Apparently Cowper saw a desperate problem in his time that still pervades our society today - an abuse of the gospel and the grace that it gives. People claim to love the Word of God, sing it, read it, and even preach it, but their hearts are far from it. Their hypocrisy struck Cowper and out of his musings came his poem, Abuse of the Gospel.
Too many, Lord, abuse Thy grace
In this licentious day,
And while they boast they see Thy face,
They turn their own away.
Thy book displays a gracious light
That can the blind restore;
But these are dazzled by the sight,
And blinded still the more.
The format of the poem is a prayer, a mourning cry to God. Cowper begins with highlighting the hypocrisy of the day and the licentiousness, or lawlessness, that abounds. People claim to love the law of God but are not constrained by it. They say that they see God's face, but they're really turning "their own away." The second stanza is a picture of the work of the Word of God, using this metaphor of light. The Word displays a light that can both transform and blind, and you can see Cowper's literary skill come out. It is a light that transforms the blind but blinds those who think they're transformed. The power is not in the interpretation of the Word, insists Cowper, but the Word itself.
The pardon such presume upon,
They do not beg but steal;
And when they plead it at Thy throne,
Oh! where's the Spirit's seal?
Was it for this, ye lawless tribe,
The dear Redeemer bled?
Is this the grace the saints imbibe
From Christ the living head?

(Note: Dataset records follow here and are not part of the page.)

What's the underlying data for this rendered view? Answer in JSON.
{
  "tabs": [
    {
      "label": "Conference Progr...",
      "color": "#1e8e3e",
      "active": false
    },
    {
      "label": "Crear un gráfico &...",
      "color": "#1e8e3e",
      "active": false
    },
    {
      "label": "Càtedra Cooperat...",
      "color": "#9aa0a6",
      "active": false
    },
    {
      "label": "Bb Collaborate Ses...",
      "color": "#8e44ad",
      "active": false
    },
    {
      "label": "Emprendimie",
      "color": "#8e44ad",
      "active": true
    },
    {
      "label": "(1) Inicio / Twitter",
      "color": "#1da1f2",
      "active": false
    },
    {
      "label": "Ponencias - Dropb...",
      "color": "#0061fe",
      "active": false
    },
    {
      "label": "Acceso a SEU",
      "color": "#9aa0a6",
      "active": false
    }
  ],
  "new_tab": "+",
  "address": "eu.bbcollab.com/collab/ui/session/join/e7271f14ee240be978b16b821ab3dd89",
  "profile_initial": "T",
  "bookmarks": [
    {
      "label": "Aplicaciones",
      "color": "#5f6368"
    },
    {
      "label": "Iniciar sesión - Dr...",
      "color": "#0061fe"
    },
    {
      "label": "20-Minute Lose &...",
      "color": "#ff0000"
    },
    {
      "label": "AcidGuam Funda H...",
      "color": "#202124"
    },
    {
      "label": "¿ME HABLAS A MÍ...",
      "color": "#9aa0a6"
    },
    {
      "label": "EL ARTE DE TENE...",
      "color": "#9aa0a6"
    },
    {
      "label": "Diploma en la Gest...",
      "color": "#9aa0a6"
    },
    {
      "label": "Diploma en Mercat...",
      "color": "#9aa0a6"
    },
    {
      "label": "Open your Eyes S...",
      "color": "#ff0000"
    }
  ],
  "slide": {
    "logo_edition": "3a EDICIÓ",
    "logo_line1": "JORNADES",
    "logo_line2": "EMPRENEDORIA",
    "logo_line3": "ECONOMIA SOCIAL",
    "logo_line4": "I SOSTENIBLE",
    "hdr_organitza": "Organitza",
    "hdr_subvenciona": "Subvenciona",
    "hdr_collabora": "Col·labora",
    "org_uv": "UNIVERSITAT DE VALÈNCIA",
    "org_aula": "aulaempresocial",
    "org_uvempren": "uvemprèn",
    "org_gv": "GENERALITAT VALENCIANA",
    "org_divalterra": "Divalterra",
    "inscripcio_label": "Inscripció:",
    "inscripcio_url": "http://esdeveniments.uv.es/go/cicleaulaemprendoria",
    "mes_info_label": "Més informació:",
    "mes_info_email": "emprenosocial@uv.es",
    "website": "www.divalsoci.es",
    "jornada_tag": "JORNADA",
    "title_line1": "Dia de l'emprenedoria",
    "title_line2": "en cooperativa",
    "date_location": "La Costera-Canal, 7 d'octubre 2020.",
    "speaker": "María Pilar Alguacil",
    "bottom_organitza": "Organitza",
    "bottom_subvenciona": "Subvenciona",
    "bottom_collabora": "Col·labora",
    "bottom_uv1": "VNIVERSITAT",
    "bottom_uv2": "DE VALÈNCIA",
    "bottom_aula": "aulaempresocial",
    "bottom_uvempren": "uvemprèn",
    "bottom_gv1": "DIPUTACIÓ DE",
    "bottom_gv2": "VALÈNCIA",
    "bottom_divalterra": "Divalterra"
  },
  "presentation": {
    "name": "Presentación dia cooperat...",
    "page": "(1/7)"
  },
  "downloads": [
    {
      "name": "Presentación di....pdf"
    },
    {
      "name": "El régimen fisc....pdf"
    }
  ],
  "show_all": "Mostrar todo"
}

Next Cowper paints a picture of the hypocrites approaching God with their stolen grace, a badly disfigured replica. You get a taste of Matthew 7:23 here, when the self-deceived try to shoulder their way into the Kingdom with good deeds, and Jesus says to them, "I never knew you; depart from me, you workers of lawlessness." What perhaps may seem cold is really just justice, though a painful justice, the result of a life wasted on selfish pursuits.
But then in Stanza 4, you get a beautiful picture of grace. The truly saved are the "lawless tribe" but have been saved by the Redeemer's blood. And we absorb "grace/From Christ the living head." Left to our own vanity and pride, we will deceive ourselves by our hypocrisy, but when Christ redeems a soul, grace is imbibed.
Ah, Lord, we know Thy chosen few
Are fed with heavenly fare;
But these, -- the wretched husks they chew,
Proclaim them what they are.
The liberty our hearts implore
Is not to live in sin;
But still to wait at Wisdom's door,
Till Mercy calls us in.
Now Cowper appears to take a spin on another well-known passage, the "you will know a tree by its fruit" from Matthew 12:33, except he uses what they eat instead of what they bloom. Their heart's loyalty is shown pretty evidently from what overflows out of their heart, he says. Do they feast on the "heavenly fare" or are they content to chew "the wretched husks"? Do their deeds bear good fruit or rotten fruit?
Cowper ends the poem with a call to holy living, to forsake sin, to embrace wisdom, and to wait eagerly for the final call of mercy. At the beginning of the stanza, Cowper highlights what the power is that gives us strength to do those things - "the liberty of our hearts," or the freedom in Christ.
This poem may seem tough and offensive and cold and loveless, but I plead with you to read it again and see that it's not. This is Cowper's prayer, and my guess is that it hurt him just as much to write it as it does us to read it. For it's a dark commentary on the times we live in and the sin that abounds. Let this be our wake-up call to never forsake preaching the gospel, loving, telling, showing, doing, being - in everything. Let no one say to us, "You left me deceived," so that Christ will say to them, "I never knew you."